The country's economy is dominated by agriculture, which employs about 40 percent of the working population. Ghana is one of the leading exporters of cocoa in the world. It is also a significant exporter of commodities such as gold and timber. A country covering an area of 238,500 square kilometres, Ghana has an estimated population of 22 million, drawn from more than one hundred ethnic groups - each with its own unique language. English, however, is the official language, a legacy of British colonial rule.

In 1957, Ghana (formerly known as the Gold Coast) became the first country in sub-Saharan Africa to gain independence. After leading the country for nine years, the nation's founding president, Kwame Nkrumah, was overthrown in a coup d'etat in 1966. After Kwame Nkrumah, Ghana was ruled by a series of military despots with intermittent experiments with democratic rule, most of which were curtailed by military takeovers. The latest and most enduring democratic experiment started in 1992, and it is what has gained recognition for Ghana as a leading democracy in Africa.

Ghana has several tourist attractions including castles. Most of the major international airlines fly into and from the international airport in Accra. Domestic air travel is thriving and the country has a vibrant telecommunications sector, with five cellular phone operators and several internet service providers.

The ‘Asantes’ or ‘Ashantis’

According to historians, the Ashantes were among the group of people called Akans. These Akan people were said to have migrated from Mesopotamia to Africa.  It is said that the Akans either shared the same boundaries with the Israelites or were of the same stock as the Israelites before they migrated to Africa. According to them, they formed part of the Ancient Ghana Empire.
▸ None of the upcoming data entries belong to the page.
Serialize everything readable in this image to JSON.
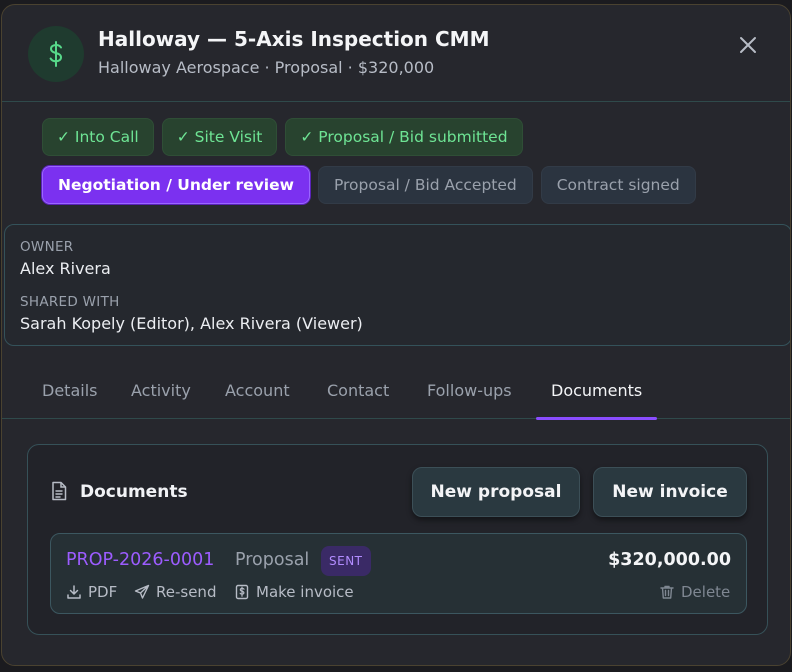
{
  "header": {
    "title": "Halloway — 5-Axis Inspection CMM",
    "subtitle": "Halloway Aerospace · Proposal · $320,000",
    "avatar_icon": "dollar-icon",
    "close_icon": "close-icon"
  },
  "stages": {
    "row1": [
      {
        "label": "✓ Into Call",
        "state": "done"
      },
      {
        "label": "✓ Site Visit",
        "state": "done"
      },
      {
        "label": "✓ Proposal / Bid submitted",
        "state": "done"
      }
    ],
    "row2": [
      {
        "label": "Negotiation / Under review",
        "state": "active"
      },
      {
        "label": "Proposal / Bid Accepted",
        "state": "pending"
      },
      {
        "label": "Contract signed",
        "state": "pending"
      }
    ]
  },
  "owner": {
    "owner_label": "OWNER",
    "owner_value": "Alex Rivera",
    "shared_label": "SHARED WITH",
    "shared_value": "Sarah Kopely (Editor), Alex Rivera (Viewer)"
  },
  "tabs": [
    "Details",
    "Activity",
    "Account",
    "Contact",
    "Follow-ups",
    "Documents"
  ],
  "active_tab": "Documents",
  "documents": {
    "title": "Documents",
    "new_proposal": "New proposal",
    "new_invoice": "New invoice",
    "items": [
      {
        "id": "PROP-2026-0001",
        "type": "Proposal",
        "status": "SENT",
        "amount": "$320,000.00",
        "actions": {
          "pdf": "PDF",
          "resend": "Re-send",
          "make_invoice": "Make invoice",
          "delete": "Delete"
        }
      }
    ]
  },
  "colors": {
    "accent": "#7b31f0",
    "success": "#6ee494",
    "link": "#9c5cff"
  }
}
The early ancestors of the Asantes lived in clans. Each of the clans was ruled by a king. People belonging to these clans claimed to be the children of one woman, so they were brothers and sisters. Since it was a taboo for brothers and sisters to marry each other, when one needed a partner, one had to go to another clan for the partner. This system of inter-marriage resulted in the creation of alliances among clans, therefore one clan had to go to the aid of another when the latter was attacked because nobody would want to see his children taken into captivity.

Love prevailed among these clan states. As time went on, petty wars develop among their states due to minor provocations. The wars paved the way for their opponents from other tribes to conquer them and take them into captivity.
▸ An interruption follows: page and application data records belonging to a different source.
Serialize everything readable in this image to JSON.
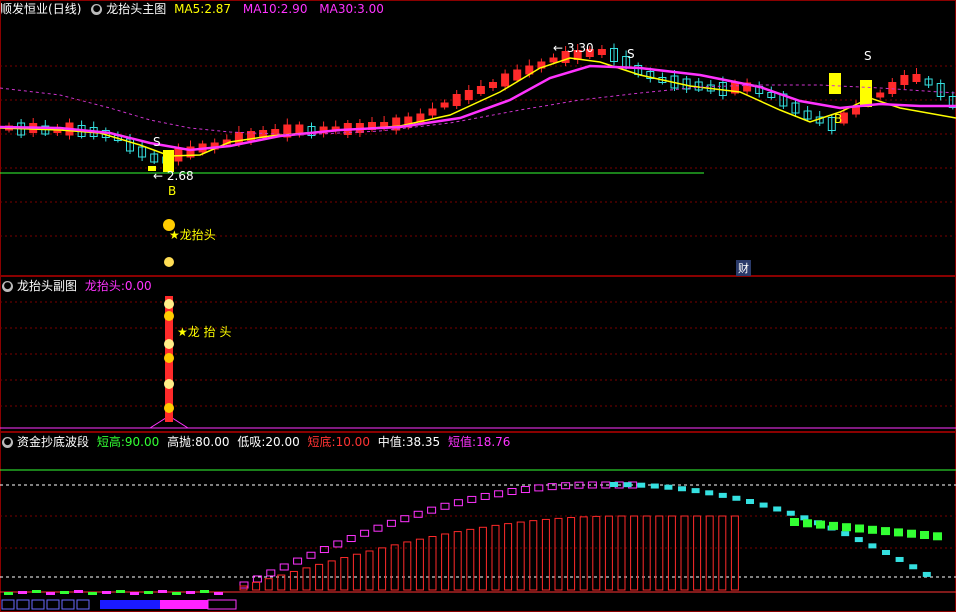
{
  "colors": {
    "up": "#ff2a2a",
    "down": "#35e0e0",
    "ma5": "#ffff00",
    "ma10": "#ff33ff",
    "ma30": "#cc33cc",
    "grid": "#7a0000",
    "support": "#33ff33",
    "white": "#ffffff"
  },
  "main": {
    "stock": "顺发恒业",
    "period": "(日线)",
    "indicator": "龙抬头主图",
    "ma5_label": "MA5:",
    "ma5_value": "2.87",
    "ma10_label": "MA10:",
    "ma10_value": "2.90",
    "ma30_label": "MA30:",
    "ma30_value": "3.00",
    "high_marker": "← 3.30",
    "low_marker": "← 2.68",
    "signal_s": "S",
    "signal_b": "B",
    "dragon_label": "★龙抬头",
    "finance_badge": "财"
  },
  "sub": {
    "indicator": "龙抬头副图",
    "value_label": "龙抬头:",
    "value": "0.00",
    "dragon_label": "★龙 抬 头"
  },
  "wave": {
    "indicator": "资金抄底波段",
    "items": [
      {
        "label": "短高:",
        "value": "90.00",
        "color": "#33ff33"
      },
      {
        "label": "高抛:",
        "value": "80.00",
        "color": "#ffffff"
      },
      {
        "label": "低吸:",
        "value": "20.00",
        "color": "#ffffff"
      },
      {
        "label": "短底:",
        "value": "10.00",
        "color": "#ff3333"
      },
      {
        "label": "中值:",
        "value": "38.35",
        "color": "#ffffff"
      },
      {
        "label": "短值:",
        "value": "18.76",
        "color": "#ff33ff"
      }
    ]
  }
}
Research has it that later, Asante states came together because of the war against their tyrannical overlord, the Denkyira people.  The expression given to the union idea was “Because of war” in Twi meaning: Esa Nti. This thus became the name of the states forming the union, i.e., “Esa Nti foo” later polluted to “Asantefoo.”
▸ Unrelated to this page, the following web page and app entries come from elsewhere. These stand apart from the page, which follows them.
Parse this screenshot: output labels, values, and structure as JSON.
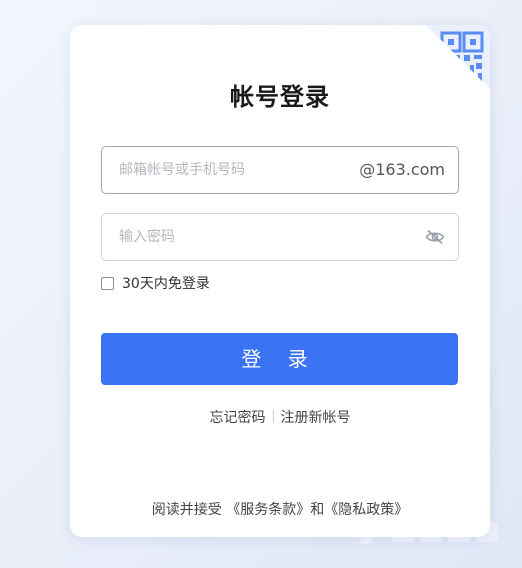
{
  "login_card": {
    "title": "帐号登录",
    "email_field": {
      "placeholder": "邮箱帐号或手机号码",
      "value": "",
      "suffix": "@163.com"
    },
    "password_field": {
      "placeholder": "输入密码",
      "value": "",
      "toggle_icon": "eye-slash-icon"
    },
    "remember": {
      "label": "30天内免登录",
      "checked": false
    },
    "login_button": "登 录",
    "links": {
      "forgot_password": "忘记密码",
      "register": "注册新帐号"
    },
    "terms": {
      "prefix": "阅读并接受",
      "service_terms": "《服务条款》",
      "conjunction": "和",
      "privacy_policy": "《隐私政策》"
    },
    "qr_icon": "qr-code-icon"
  },
  "colors": {
    "primary": "#3a74f5",
    "qr_accent": "#5b8cf2"
  }
}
As the Asante nation grew powerful it started with the unity plan, the objective of the founding fathers of the union.  The unity idea was crowned with the descent of the Golden Stool which all of them vowed to protect and defend.  The chief of Kumase state on whose laps the Golden Stool descended thus became the Asantehene and the custodian and was referred to as the occupant of the Golden Stool.

The Asante Nation known as “Asanteman” is therefore a homogenous society comprising a number of states all serving one King known as “Asantehene.” Each of the individual states has her Paramount Chief and all the Paramount Chiefs owe allegiance to the Asantehene.

The individual states forming Asanteman have the same culture and speak the same language.  The states united in the seventeenth century to form the Asante Nation.

In Asante, the inheritance of stools is mostly based on matrilineal clan system.  However, some stools are inherited paternally.  The occupants of such stools had special gifts or traits which the Asantes believe pass on from the father to the son who would inherit him.  Such traits include bravery and the skill for performing special assignments.

The Asantes are lovers of farming and trading. The largest market in West Africa can be found in Kumase, in the Ashanti Region.

Kumasi was in the past called “Gold Coast” because it is the center of Gold in Ghana.